● SUPPLIED MATERIAL
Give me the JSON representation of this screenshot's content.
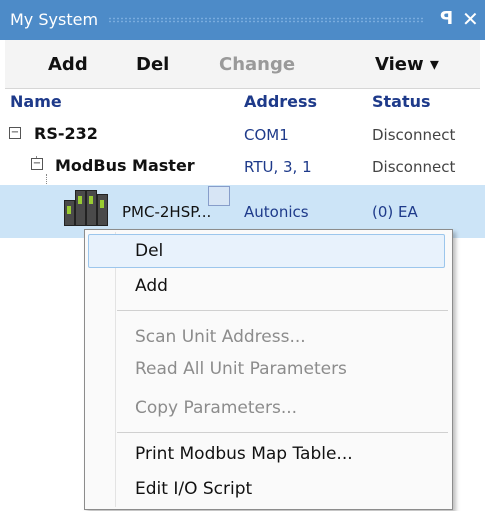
{
  "panel": {
    "title": "My System",
    "pin_glyph": "ꟼ",
    "close_glyph": "✕"
  },
  "toolbar": {
    "add": "Add",
    "del": "Del",
    "change": "Change",
    "view": "View ▾"
  },
  "columns": {
    "name": "Name",
    "address": "Address",
    "status": "Status"
  },
  "tree": [
    {
      "name": "RS-232",
      "address": "COM1",
      "status": "Disconnect",
      "expander": "−"
    },
    {
      "name": "ModBus Master",
      "address": "RTU, 3, 1",
      "status": "Disconnect",
      "expander": "−"
    },
    {
      "name": "PMC-2HSP...",
      "address": "Autonics",
      "status": "(0) EA",
      "icon": "plc-device-icon"
    }
  ],
  "context_menu": {
    "items": [
      {
        "label": "Del",
        "enabled": true,
        "highlighted": true
      },
      {
        "label": "Add",
        "enabled": true
      },
      {
        "label": "Scan Unit Address...",
        "enabled": false
      },
      {
        "label": "Read All Unit Parameters",
        "enabled": false
      },
      {
        "label": "Copy Parameters...",
        "enabled": false
      },
      {
        "label": "Print Modbus Map Table...",
        "enabled": true
      },
      {
        "label": "Edit I/O Script",
        "enabled": true
      }
    ]
  },
  "colors": {
    "title_bar": "#4d8bc8",
    "selected_row": "#cce4f7",
    "header_text": "#1e3a8a"
  }
}
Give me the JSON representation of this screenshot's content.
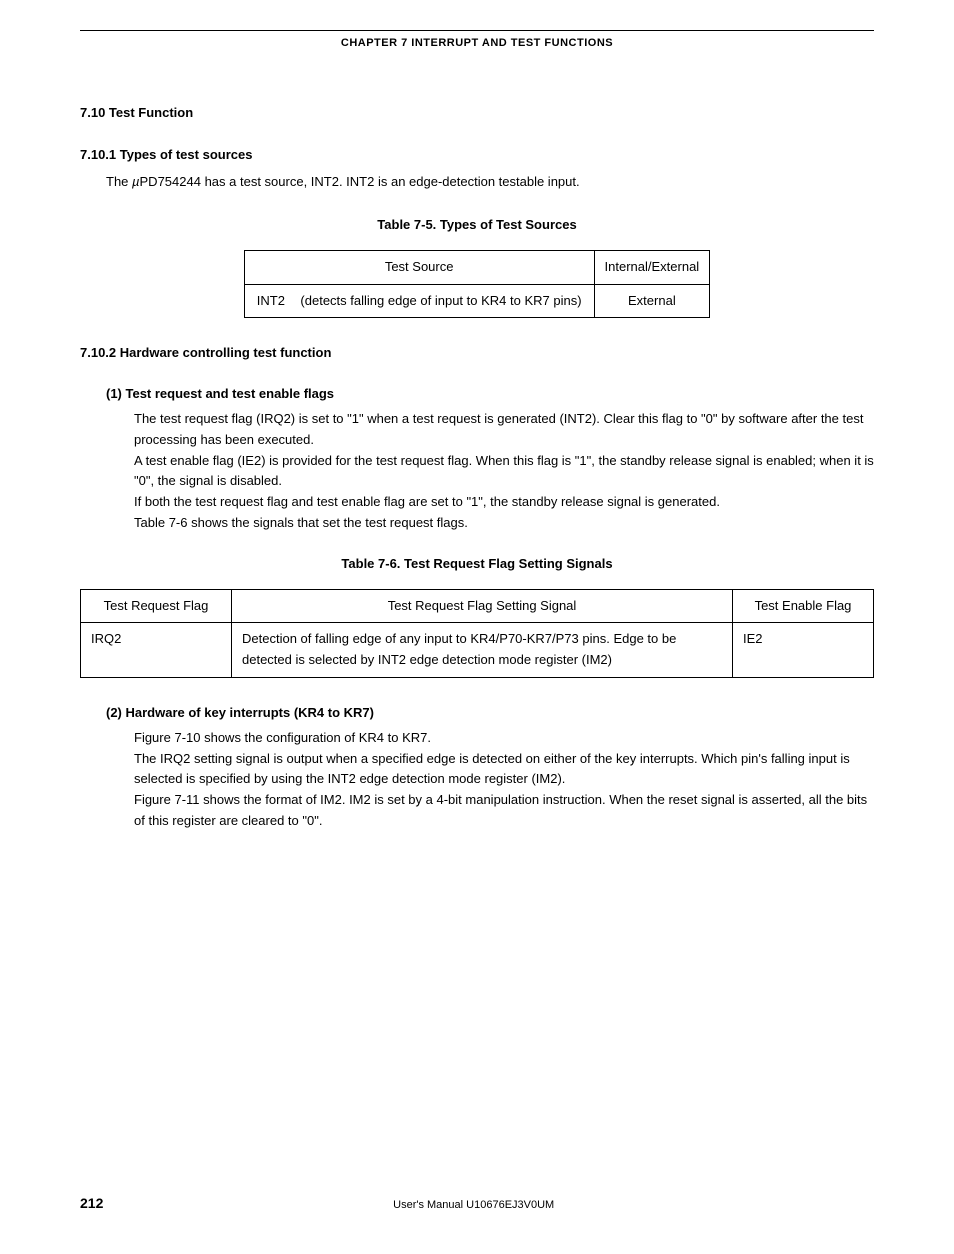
{
  "chapter_header": "CHAPTER 7   INTERRUPT AND TEST FUNCTIONS",
  "section_title": "7.10  Test Function",
  "subsection1_title": "7.10.1  Types of test sources",
  "intro_prefix": "The ",
  "intro_mu": "µ",
  "intro_rest": "PD754244 has a test source, INT2.  INT2 is an edge-detection testable input.",
  "table1_caption": "Table 7-5.  Types of Test Sources",
  "table1": {
    "h1": "Test Source",
    "h2": "Internal/External",
    "r1c1a": "INT2",
    "r1c1b": "(detects falling edge of input to KR4 to KR7 pins)",
    "r1c2": "External"
  },
  "subsection2_title": "7.10.2  Hardware controlling test function",
  "item1_title": "(1)   Test request and test enable flags",
  "item1_p1": "The test request flag (IRQ2) is set to \"1\" when a test request is generated (INT2).  Clear this flag to \"0\" by software after the test processing has been executed.",
  "item1_p2": "A test enable flag (IE2) is provided for the test request flag.  When this flag is \"1\", the standby release signal is enabled; when it is \"0\", the signal is disabled.",
  "item1_p3": "If both the test request flag and test enable flag are set to \"1\", the standby release signal is generated.",
  "item1_p4": "Table 7-6 shows the signals that set the test request flags.",
  "table2_caption": "Table 7-6.  Test Request Flag Setting Signals",
  "table2": {
    "h1": "Test Request Flag",
    "h2": "Test Request Flag Setting Signal",
    "h3": "Test Enable Flag",
    "r1c1": "IRQ2",
    "r1c2": "Detection of falling edge of any input to KR4/P70-KR7/P73 pins. Edge to be detected is selected by INT2 edge detection mode register (IM2)",
    "r1c3": "IE2"
  },
  "item2_title": "(2)   Hardware of key interrupts (KR4 to KR7)",
  "item2_p1": "Figure 7-10 shows the configuration of KR4 to KR7.",
  "item2_p2": "The IRQ2 setting signal is output when a specified edge is detected on either of the key interrupts.  Which pin's falling input is selected is specified by using the INT2 edge detection mode register (IM2).",
  "item2_p3": "Figure 7-11 shows the format of IM2.  IM2 is set by a 4-bit manipulation instruction.  When the reset signal is asserted, all the bits of this register are cleared to \"0\".",
  "page_number": "212",
  "manual_ref": "User's Manual  U10676EJ3V0UM"
}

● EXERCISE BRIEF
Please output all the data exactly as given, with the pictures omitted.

● RESPONSE TO THIS EXERCISE
Give me the JSON representation of this screenshot's content.
{
  "panel": {
    "title": "My System",
    "pin_glyph": "ꟼ",
    "close_glyph": "✕"
  },
  "toolbar": {
    "add": "Add",
    "del": "Del",
    "change": "Change",
    "view": "View ▾"
  },
  "columns": {
    "name": "Name",
    "address": "Address",
    "status": "Status"
  },
  "tree": [
    {
      "name": "RS-232",
      "address": "COM1",
      "status": "Disconnect",
      "expander": "−"
    },
    {
      "name": "ModBus Master",
      "address": "RTU, 3, 1",
      "status": "Disconnect",
      "expander": "−"
    },
    {
      "name": "PMC-2HSP...",
      "address": "Autonics",
      "status": "(0) EA",
      "icon": "plc-device-icon"
    }
  ],
  "context_menu": {
    "items": [
      {
        "label": "Del",
        "enabled": true,
        "highlighted": true
      },
      {
        "label": "Add",
        "enabled": true
      },
      {
        "label": "Scan Unit Address...",
        "enabled": false
      },
      {
        "label": "Read All Unit Parameters",
        "enabled": false
      },
      {
        "label": "Copy Parameters...",
        "enabled": false
      },
      {
        "label": "Print Modbus Map Table...",
        "enabled": true
      },
      {
        "label": "Edit I/O Script",
        "enabled": true
      }
    ]
  },
  "colors": {
    "title_bar": "#4d8bc8",
    "selected_row": "#cce4f7",
    "header_text": "#1e3a8a"
  }
}
Give me the JSON representation of this screenshot's content.
{
  "chapter_header": "CHAPTER 7   INTERRUPT AND TEST FUNCTIONS",
  "section_title": "7.10  Test Function",
  "subsection1_title": "7.10.1  Types of test sources",
  "intro_prefix": "The ",
  "intro_mu": "µ",
  "intro_rest": "PD754244 has a test source, INT2.  INT2 is an edge-detection testable input.",
  "table1_caption": "Table 7-5.  Types of Test Sources",
  "table1": {
    "h1": "Test Source",
    "h2": "Internal/External",
    "r1c1a": "INT2",
    "r1c1b": "(detects falling edge of input to KR4 to KR7 pins)",
    "r1c2": "External"
  },
  "subsection2_title": "7.10.2  Hardware controlling test function",
  "item1_title": "(1)   Test request and test enable flags",
  "item1_p1": "The test request flag (IRQ2) is set to \"1\" when a test request is generated (INT2).  Clear this flag to \"0\" by software after the test processing has been executed.",
  "item1_p2": "A test enable flag (IE2) is provided for the test request flag.  When this flag is \"1\", the standby release signal is enabled; when it is \"0\", the signal is disabled.",
  "item1_p3": "If both the test request flag and test enable flag are set to \"1\", the standby release signal is generated.",
  "item1_p4": "Table 7-6 shows the signals that set the test request flags.",
  "table2_caption": "Table 7-6.  Test Request Flag Setting Signals",
  "table2": {
    "h1": "Test Request Flag",
    "h2": "Test Request Flag Setting Signal",
    "h3": "Test Enable Flag",
    "r1c1": "IRQ2",
    "r1c2": "Detection of falling edge of any input to KR4/P70-KR7/P73 pins. Edge to be detected is selected by INT2 edge detection mode register (IM2)",
    "r1c3": "IE2"
  },
  "item2_title": "(2)   Hardware of key interrupts (KR4 to KR7)",
  "item2_p1": "Figure 7-10 shows the configuration of KR4 to KR7.",
  "item2_p2": "The IRQ2 setting signal is output when a specified edge is detected on either of the key interrupts.  Which pin's falling input is selected is specified by using the INT2 edge detection mode register (IM2).",
  "item2_p3": "Figure 7-11 shows the format of IM2.  IM2 is set by a 4-bit manipulation instruction.  When the reset signal is asserted, all the bits of this register are cleared to \"0\".",
  "page_number": "212",
  "manual_ref": "User's Manual  U10676EJ3V0UM"
}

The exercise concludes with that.